● Try it: Please retype only the lines below that run from the one containing "Convert this screenshot" through the last line, both included, without altering a word.

● Extracted information:
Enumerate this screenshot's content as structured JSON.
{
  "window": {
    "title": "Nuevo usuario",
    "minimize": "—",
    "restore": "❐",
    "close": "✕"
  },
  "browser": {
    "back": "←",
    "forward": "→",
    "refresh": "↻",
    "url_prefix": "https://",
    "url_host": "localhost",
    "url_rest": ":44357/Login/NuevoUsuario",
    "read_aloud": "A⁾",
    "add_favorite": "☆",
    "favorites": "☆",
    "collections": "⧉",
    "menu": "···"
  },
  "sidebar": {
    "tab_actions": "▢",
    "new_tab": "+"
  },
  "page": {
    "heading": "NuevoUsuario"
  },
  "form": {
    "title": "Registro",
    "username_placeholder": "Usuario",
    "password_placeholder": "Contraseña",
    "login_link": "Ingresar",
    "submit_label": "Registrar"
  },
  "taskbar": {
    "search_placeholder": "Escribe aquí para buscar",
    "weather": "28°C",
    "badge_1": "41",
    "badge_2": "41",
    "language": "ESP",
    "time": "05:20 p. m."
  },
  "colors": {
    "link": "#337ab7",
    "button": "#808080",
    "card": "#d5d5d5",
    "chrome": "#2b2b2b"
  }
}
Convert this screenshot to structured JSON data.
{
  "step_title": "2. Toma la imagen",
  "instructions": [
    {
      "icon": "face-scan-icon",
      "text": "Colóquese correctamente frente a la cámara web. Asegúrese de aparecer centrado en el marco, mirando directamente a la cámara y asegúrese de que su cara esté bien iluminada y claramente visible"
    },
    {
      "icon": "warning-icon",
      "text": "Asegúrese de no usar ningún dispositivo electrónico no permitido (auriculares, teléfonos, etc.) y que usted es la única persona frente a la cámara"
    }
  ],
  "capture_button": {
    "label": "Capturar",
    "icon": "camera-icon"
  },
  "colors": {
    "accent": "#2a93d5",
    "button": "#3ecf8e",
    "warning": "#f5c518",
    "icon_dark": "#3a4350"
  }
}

● Result of the task:
Convert this screenshot to structured JSON data.
{
  "step_title": "2. Toma la imagen",
  "instructions": [
    {
      "icon": "face-scan-icon",
      "text": "Colóquese correctamente frente a la cámara web. Asegúrese de aparecer centrado en el marco, mirando directamente a la cámara y asegúrese de que su cara esté bien iluminada y claramente visible"
    },
    {
      "icon": "warning-icon",
      "text": "Asegúrese de no usar ningún dispositivo electrónico no permitido (auriculares, teléfonos, etc.) y que usted es la única persona frente a la cámara"
    }
  ],
  "capture_button": {
    "label": "Capturar",
    "icon": "camera-icon"
  },
  "colors": {
    "accent": "#2a93d5",
    "button": "#3ecf8e",
    "warning": "#f5c518",
    "icon_dark": "#3a4350"
  }
}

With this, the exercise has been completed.